“Winning Words,” an award-winning University of Chicago after-school philosophy program, is challenging young South Side scholars to think about and question the things in their everyday lives. Students are encouraged to pose and discuss such open-ended questions as: Should there be recess? Does a school uniform serve a greater good or does it infringe on individual liberty? Is there such a thing as a bad teacher? Should children be allowed to play the lottery? While hard-core empirical research on the project is lacking, there’s no doubt that students benefit from its emphasis on public speaking, thoughtful self-examination and self-expression, and frank classroom discussions. By the end, even the quietest youngsters enjoy honing their oratorical skills and all appear to thrive on having the opportunity for their voices to be heard. Now, if they would only introduce these kids to “close reading” (per Common Core State Standards) of The Great Books, in the tradition of the great university’s famous president, Robert Maynard Hutchins, they’d be on to something.
D.C. council member declares war on ‘social promotion’
David A. Catania, a Washington, D.C., council member, has announced plans to introduce legislation to repeal “social promotion” in local schools. “We have an inexplicable municipal regulation that forces social promotion. It has to stop,” the chair of the council’s new education committee says. The regulation in question permits D.C. schools to fail students only in grades three, five and eight. And in most cases, a student can’t be held back more than once. The result, according to Catania, is that too many students are pushed along despite lacking basic skills. “It’s not fair to those kids who aren’t ready to go forward to continue that kind of farce.” While holding a child back should always be the last resort, he says, teachers and principals should have that option if they think it in the child’s best interest.

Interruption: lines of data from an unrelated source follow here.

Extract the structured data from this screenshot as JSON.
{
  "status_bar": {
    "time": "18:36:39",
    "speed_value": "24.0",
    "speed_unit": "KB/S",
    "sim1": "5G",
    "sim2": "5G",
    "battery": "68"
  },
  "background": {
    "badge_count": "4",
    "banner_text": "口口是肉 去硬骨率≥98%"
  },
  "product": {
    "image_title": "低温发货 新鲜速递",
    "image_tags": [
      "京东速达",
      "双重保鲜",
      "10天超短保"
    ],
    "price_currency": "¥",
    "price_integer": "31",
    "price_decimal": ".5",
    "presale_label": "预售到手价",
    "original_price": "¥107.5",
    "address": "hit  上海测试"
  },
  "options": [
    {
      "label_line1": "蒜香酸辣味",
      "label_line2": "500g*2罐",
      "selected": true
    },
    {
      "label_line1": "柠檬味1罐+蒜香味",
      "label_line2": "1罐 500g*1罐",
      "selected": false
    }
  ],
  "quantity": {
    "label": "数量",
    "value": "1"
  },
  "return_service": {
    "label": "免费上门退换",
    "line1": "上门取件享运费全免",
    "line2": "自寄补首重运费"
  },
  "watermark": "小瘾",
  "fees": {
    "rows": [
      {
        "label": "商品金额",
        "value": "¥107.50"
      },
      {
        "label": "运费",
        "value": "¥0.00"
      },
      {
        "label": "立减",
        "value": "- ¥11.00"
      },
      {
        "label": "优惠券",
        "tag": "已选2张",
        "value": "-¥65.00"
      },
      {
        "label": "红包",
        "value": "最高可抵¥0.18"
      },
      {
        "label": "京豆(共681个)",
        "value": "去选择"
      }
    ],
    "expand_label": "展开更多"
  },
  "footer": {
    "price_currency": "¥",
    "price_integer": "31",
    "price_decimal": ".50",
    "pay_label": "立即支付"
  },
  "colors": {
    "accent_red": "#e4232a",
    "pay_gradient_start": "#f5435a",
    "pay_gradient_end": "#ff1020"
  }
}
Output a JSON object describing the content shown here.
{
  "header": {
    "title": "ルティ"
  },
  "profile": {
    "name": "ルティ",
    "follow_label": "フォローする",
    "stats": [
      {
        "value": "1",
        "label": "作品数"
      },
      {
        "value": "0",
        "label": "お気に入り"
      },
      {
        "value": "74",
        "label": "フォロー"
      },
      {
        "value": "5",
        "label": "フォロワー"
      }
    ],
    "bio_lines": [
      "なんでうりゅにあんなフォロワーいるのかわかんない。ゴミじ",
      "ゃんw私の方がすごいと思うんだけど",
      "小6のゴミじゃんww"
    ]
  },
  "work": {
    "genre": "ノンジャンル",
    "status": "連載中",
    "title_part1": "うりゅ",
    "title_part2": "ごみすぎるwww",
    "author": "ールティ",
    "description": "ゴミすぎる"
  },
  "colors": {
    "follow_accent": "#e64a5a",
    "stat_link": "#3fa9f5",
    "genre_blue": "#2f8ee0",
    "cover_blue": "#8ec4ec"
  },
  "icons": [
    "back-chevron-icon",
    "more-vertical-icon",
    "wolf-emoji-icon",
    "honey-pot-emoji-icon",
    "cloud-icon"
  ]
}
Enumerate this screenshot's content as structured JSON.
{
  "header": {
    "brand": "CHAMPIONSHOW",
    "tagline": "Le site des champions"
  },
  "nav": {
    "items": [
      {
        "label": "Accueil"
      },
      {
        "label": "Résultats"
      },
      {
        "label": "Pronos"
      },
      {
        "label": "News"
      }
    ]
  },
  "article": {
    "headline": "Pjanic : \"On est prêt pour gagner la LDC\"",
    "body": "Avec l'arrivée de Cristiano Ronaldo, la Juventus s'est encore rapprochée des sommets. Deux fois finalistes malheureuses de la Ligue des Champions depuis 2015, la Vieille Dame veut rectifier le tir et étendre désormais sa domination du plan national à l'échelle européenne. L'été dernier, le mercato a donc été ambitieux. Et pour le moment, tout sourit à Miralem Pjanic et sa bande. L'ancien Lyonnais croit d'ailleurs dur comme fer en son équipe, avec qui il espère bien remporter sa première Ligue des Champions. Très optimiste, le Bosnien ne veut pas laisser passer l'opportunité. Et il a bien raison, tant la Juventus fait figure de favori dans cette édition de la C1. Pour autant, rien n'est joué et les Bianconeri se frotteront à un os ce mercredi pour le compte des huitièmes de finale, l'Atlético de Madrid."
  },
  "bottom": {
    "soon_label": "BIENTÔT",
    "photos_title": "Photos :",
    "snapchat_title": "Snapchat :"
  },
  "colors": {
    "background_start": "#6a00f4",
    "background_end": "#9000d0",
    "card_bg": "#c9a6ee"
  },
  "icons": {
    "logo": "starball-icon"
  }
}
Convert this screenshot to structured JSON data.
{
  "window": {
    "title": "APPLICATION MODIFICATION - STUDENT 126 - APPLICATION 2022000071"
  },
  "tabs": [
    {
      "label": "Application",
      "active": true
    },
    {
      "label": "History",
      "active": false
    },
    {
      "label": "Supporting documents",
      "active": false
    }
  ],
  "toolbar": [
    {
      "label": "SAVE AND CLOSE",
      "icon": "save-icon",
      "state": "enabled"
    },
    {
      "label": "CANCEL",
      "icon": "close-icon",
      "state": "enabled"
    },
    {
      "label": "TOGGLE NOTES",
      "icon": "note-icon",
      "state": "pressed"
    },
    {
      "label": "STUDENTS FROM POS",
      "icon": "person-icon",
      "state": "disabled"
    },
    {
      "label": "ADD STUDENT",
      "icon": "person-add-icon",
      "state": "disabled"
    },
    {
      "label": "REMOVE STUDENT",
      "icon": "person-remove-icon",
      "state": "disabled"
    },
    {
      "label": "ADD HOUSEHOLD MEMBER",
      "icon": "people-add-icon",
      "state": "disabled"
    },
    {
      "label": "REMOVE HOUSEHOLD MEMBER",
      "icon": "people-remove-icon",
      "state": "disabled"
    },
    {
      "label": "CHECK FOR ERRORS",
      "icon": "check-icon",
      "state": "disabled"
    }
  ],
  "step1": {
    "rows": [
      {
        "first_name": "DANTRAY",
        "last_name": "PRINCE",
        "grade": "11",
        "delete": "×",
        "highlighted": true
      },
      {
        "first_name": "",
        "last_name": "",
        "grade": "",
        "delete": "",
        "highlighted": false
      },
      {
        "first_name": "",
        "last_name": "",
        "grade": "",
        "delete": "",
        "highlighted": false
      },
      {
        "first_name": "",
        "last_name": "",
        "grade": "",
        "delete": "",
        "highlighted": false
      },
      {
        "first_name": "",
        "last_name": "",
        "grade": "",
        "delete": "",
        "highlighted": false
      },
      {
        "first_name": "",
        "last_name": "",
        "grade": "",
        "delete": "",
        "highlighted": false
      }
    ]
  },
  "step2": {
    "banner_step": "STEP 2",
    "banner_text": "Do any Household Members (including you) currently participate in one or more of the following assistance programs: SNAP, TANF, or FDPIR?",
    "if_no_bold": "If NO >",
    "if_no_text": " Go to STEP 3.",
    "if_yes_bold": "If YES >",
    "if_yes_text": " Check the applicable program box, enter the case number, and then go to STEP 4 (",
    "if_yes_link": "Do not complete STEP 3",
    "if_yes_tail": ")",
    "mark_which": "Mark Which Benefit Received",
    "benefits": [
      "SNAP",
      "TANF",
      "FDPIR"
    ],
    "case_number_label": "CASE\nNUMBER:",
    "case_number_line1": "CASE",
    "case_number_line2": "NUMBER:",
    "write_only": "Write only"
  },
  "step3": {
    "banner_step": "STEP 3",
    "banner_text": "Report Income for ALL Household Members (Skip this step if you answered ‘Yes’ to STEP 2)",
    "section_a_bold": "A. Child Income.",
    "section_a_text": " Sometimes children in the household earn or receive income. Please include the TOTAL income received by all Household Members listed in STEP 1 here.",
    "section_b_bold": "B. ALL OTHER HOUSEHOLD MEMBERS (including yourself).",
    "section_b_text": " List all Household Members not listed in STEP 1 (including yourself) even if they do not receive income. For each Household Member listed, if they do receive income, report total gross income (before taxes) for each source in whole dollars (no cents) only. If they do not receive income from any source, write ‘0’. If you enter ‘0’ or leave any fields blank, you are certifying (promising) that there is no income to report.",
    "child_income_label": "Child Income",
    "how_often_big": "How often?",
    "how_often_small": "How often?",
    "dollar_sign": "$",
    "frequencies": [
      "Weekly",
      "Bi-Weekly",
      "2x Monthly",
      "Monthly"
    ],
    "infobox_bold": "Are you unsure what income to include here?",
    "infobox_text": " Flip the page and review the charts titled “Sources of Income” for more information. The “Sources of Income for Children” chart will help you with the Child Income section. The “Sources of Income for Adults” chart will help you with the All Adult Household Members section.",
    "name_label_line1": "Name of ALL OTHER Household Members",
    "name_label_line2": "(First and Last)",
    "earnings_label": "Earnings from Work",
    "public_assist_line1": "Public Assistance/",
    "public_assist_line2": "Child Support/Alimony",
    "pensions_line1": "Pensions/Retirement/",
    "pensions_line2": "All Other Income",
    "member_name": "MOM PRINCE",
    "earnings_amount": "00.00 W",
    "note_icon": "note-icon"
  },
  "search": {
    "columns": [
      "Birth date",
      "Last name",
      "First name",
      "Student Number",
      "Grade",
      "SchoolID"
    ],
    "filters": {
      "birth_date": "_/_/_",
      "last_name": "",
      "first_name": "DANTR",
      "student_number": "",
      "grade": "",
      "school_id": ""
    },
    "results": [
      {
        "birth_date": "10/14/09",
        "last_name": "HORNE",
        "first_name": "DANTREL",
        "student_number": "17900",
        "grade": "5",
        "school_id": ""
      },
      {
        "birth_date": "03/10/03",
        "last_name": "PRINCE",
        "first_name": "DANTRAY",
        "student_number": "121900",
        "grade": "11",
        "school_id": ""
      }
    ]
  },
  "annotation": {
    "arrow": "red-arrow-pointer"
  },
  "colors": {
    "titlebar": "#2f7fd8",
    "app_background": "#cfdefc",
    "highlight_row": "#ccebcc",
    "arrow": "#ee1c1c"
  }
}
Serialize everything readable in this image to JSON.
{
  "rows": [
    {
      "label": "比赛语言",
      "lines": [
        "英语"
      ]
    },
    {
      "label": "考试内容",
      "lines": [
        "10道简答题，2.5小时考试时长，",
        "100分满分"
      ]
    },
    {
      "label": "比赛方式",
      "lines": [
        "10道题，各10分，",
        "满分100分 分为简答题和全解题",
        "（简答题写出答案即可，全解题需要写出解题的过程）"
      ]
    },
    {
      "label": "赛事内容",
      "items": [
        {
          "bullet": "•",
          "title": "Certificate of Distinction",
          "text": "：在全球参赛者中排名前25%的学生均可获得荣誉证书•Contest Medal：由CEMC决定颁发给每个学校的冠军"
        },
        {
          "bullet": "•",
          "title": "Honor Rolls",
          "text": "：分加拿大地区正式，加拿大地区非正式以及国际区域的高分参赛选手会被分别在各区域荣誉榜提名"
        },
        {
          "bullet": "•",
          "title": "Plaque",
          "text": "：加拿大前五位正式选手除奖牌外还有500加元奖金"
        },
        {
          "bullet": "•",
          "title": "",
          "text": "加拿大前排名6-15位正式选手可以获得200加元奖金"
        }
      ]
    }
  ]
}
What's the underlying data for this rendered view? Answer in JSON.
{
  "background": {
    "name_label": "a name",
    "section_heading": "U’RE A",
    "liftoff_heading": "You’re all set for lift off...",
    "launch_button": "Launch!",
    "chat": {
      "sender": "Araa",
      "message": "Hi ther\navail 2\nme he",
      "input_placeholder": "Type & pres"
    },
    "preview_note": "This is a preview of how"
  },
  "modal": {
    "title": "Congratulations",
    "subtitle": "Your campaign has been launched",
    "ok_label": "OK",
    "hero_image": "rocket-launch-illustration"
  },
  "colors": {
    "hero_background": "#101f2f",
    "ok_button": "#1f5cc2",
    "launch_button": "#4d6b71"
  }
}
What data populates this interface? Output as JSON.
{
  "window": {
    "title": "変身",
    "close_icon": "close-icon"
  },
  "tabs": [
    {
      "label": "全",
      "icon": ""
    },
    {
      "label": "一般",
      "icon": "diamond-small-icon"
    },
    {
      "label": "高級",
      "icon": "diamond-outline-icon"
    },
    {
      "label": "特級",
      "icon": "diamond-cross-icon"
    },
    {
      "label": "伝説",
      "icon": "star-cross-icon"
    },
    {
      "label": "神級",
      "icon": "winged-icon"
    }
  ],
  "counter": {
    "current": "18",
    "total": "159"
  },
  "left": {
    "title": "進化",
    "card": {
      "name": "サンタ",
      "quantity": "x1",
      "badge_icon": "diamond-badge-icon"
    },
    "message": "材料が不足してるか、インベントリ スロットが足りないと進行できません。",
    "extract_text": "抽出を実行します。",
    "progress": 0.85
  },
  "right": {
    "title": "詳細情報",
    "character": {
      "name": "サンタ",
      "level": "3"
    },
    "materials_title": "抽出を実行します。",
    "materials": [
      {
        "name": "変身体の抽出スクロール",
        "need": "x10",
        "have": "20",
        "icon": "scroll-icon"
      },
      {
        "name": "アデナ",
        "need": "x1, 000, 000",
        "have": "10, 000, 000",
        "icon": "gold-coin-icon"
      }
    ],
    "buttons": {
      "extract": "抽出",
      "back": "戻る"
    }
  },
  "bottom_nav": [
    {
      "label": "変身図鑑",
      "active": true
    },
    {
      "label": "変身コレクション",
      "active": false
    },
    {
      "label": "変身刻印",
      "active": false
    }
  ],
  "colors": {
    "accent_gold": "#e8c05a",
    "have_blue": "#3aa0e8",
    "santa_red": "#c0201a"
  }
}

In an open letter, Chicago teachers take a stand against standardized testing
A coalition of teachers from Chicago public and private school teachers—including the school that Education Secretary Arne Duncan attended as a child and where President Obama’s daughters were enrolled before they moved to Washington—have released an open letter to Duncan expressing concerns about the impact of standardized testing on humanities curricula. The letter was released on the same day that President Obama spoke in Chicago about his second-term initiatives. “The widespread trend of teaching to the test is undermining primary and secondary education. Social studies, history, the fine arts, the study of literatures and languages, drama and music; these and other subjects not assessed in the standardized tests of ‘No Child Left Behind’ are subjects that are themselves being left behind as administrators pressure teachers to raise narrowly conceived test scores in a few core areas.”
White House debuts ‘College Scorecard’ tool to help students find schools with the right fit
As high school seniors and their families know, the search for the right college can be downright confusing and oftentimes overwhelming. To the rescue: The U.S. Department of Education has just unveiled the interactive “College Scorecard”—an online tool that gives a snapshot of information about any college or university in the U.S. Prospective students can search for a given school by name to find out the actual net cost per year, graduation rate, loan default rate and the typical amount borrowed for undergraduate studies. (In the future, the Scorecard will also provide data on average earnings for graduates.) Prospective students who don’t have a specific college in mind can use various filters to search for colleges based on: degree and major, occupation, location, student body size, awards offered and distance education services. In his State of the Union address this month, President Obama said the Scorecard will enable parents and students “to compare schools based on a simple criteria: where you can get the most bang for your education buck.” The Scorecard can be accessed through the White House website. Try it out yourself.
Elizabeth Janice is an East Coast-based freelance writer whose work has appeared in national magazines such as Family Circle, Woman’s Day, and Essence. She earned her B.A. from the University of Michigan and her M.A. from New York University.